Language, Cognition, and Human Nature.pdf
Steven Pinker is the Johnstone Family Professor of Psychology at Harvard University, an eminent cognitive scientist, and the author of many popular books that synthesize large bodies of knowledge of cognitive science, evolutionary biology, and behavioral genetics into a comprehensive picture of how the mind works, how it evolved, and how we ought to bring these ideas to bear on theories of politics and morality. His scholarly work has won many prizes, including the Troland Award from the National Academy of Sciences, the Henry Dale Prize from the Royal Institution of Great Britain, the George Miller Prize from the Cognitive Neuroscience Society, and the Early Career Award and McCandless Prize from the American Psychological Association. He is Chair of the Usage Panel of the American Heritage Dictionary, and also writes frequently in the popular press, including The New York Times, Prospect, Slate, and The New Republic.

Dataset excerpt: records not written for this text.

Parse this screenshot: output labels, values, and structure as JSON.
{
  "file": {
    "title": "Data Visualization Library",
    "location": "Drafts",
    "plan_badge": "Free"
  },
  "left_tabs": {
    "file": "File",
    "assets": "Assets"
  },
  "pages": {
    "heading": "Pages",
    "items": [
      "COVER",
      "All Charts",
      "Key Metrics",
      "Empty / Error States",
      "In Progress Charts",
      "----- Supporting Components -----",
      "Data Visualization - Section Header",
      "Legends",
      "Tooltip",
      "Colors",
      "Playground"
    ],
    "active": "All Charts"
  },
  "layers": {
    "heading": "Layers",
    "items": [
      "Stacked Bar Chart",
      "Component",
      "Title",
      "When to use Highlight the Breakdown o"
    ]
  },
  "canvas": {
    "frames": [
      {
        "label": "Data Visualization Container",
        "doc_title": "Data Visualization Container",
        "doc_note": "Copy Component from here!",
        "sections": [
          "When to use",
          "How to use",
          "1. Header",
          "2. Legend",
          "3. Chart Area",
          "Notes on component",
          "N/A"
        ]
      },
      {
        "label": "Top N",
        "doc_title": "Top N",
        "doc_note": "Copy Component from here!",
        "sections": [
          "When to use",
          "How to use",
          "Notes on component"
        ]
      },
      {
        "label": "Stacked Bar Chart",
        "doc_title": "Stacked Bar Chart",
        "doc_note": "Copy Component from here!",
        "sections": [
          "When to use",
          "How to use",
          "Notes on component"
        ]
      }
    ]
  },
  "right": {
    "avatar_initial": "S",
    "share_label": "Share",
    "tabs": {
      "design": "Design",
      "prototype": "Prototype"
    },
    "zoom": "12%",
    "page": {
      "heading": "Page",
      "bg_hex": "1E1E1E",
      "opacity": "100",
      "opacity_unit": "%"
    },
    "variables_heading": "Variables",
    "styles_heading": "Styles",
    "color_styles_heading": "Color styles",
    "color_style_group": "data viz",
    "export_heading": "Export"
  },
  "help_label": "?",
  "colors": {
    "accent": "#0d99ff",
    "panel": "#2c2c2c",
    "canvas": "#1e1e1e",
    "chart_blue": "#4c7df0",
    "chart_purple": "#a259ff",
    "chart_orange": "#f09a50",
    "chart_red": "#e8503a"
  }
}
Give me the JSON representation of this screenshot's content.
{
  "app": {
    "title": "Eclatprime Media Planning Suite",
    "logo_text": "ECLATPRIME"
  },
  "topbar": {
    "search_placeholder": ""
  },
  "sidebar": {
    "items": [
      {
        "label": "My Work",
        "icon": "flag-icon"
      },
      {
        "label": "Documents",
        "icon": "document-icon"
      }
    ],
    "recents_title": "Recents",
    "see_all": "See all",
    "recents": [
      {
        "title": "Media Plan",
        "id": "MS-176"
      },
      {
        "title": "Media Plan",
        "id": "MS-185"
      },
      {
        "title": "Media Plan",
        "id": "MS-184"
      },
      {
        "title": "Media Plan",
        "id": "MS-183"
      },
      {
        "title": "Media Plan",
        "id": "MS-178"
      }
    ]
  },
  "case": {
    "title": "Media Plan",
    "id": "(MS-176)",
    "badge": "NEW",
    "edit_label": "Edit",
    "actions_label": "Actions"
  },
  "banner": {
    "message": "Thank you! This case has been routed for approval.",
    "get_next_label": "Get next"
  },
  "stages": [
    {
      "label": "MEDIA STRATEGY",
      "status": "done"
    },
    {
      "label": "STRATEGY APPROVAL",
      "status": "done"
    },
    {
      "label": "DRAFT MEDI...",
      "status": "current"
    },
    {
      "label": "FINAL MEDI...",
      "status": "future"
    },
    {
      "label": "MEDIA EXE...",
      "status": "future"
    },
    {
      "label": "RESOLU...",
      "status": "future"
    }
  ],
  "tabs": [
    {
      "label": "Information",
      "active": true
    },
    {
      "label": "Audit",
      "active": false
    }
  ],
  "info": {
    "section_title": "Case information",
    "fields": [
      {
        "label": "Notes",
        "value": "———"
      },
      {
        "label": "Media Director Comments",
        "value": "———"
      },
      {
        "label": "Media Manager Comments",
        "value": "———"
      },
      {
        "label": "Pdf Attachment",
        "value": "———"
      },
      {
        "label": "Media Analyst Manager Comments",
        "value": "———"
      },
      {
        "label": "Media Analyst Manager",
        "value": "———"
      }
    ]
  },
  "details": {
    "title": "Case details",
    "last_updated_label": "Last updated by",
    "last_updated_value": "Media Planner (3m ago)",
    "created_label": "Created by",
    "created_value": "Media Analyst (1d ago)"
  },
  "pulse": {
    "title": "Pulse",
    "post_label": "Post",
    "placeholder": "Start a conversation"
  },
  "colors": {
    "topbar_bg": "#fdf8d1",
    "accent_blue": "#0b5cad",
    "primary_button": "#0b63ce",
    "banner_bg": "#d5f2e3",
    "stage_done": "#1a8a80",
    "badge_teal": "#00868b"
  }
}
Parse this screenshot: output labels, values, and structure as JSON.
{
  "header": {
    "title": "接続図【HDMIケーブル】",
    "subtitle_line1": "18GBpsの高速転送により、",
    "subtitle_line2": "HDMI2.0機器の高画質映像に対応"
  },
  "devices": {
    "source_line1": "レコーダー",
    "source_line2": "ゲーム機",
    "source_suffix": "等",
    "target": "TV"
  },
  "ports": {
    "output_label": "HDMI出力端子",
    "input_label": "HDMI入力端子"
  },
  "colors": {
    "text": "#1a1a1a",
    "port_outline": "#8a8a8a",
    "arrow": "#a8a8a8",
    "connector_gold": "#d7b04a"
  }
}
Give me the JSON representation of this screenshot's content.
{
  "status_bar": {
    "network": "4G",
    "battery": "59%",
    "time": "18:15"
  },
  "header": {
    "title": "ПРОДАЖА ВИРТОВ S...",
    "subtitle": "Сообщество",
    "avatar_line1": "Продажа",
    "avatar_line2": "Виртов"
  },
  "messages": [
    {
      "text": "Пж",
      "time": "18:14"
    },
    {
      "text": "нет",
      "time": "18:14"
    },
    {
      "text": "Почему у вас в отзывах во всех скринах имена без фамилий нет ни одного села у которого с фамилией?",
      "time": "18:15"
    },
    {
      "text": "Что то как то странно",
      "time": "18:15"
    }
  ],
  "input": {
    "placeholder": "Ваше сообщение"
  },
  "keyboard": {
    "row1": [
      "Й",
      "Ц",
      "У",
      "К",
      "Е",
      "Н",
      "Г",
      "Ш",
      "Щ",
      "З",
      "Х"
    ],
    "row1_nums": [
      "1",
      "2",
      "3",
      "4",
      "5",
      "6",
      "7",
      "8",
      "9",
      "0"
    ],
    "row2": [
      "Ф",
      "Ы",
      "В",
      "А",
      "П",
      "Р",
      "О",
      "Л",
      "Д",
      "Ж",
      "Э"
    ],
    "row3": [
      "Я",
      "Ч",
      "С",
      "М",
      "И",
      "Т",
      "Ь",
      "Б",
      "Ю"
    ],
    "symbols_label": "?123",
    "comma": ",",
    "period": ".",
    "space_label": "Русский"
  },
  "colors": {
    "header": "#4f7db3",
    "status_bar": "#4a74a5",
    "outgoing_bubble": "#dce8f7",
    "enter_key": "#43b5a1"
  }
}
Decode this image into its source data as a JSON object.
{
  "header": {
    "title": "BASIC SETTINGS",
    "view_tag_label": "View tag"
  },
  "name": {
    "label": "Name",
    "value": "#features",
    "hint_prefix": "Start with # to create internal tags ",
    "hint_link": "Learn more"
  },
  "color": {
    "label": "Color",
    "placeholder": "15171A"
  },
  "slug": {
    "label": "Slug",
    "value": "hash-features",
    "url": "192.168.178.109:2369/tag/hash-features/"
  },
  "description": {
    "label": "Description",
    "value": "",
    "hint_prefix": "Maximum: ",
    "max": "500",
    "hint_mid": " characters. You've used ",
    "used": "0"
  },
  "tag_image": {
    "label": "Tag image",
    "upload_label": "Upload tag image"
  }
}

INTRODUCTION ; 1. FORMAL MODELS OF LANGUAGE LEARNING ; 2. A COMPUTATIONAL THEORY OF THE MENTAL IMAGERY MEDIUM ; 3. RULES AND CONNECTIONS IN HUMAN LANGUAGE ; 4. WHEN DOES HUMAN OBJECT RECOGNITION USE A VIEWER-CENTERED REFERENCE FRAME? ; 5. NATURAL LANGUAGE AND NATURAL SELECTION ; 6. THE ACQUISITION OF ARGUMENT STRUCTURE ; 7. THE NATURE OF HUMAN CONCEPTS: EVIDENCE FROM AN UNUSUAL SOURCE ; 8. WHY NATURE AND NURTURE WON'T GO AWAY ; 9. THE FACULTY OF LANGUAGE: WHAT'S SPECIAL ABOUT IT? ; 10. SO HOW DOES THE MIND WORK? ; 11. DEEP COMMONALITIES BETWEEN LIFE AND MIND ; 12. RATIONALES FOR INDIRECT SPEECH: THE THEORY OF THE STRATEGIC SPEAKER ; 13. THE COGNITIVE NICHE: COEVOLUTION OF INTELLIGENCE, SOCIALITY, AND LANGUAGE ; AUTHOR BIOGRAPHY
Language, Cognition, and Human Nature collects together for the first time Steven Pinker's most influential scholarly work on language and cognition. Pinker is a highly eminent cognitive scientist, and his research emphasizes the importance of language and its connections to cognition, social relationships, child development, human evolution, and theories of human nature. The thirteen essays in this eclectic collection span Pinker's thirty-year career, ranging over topics such as language acquisitions, visual cognition, the meaning and syntax of verbs, regular and irregular phenomena in language and their implications for the mechanisms of cognition, and the social psychology of direct and indirect speech. Each outlines a major theory - such as evolution, or nature vs. nurture - or takes up an argument with other prominent scholars such as Stephen Jay Gould, Noam Chomsky, or Richard Dawkins. Featuring a new introduction by Pinker that discusses his books and scholarly work, this book represents a major contribution to the field of cognitive science, by one of the field's leading thinkers.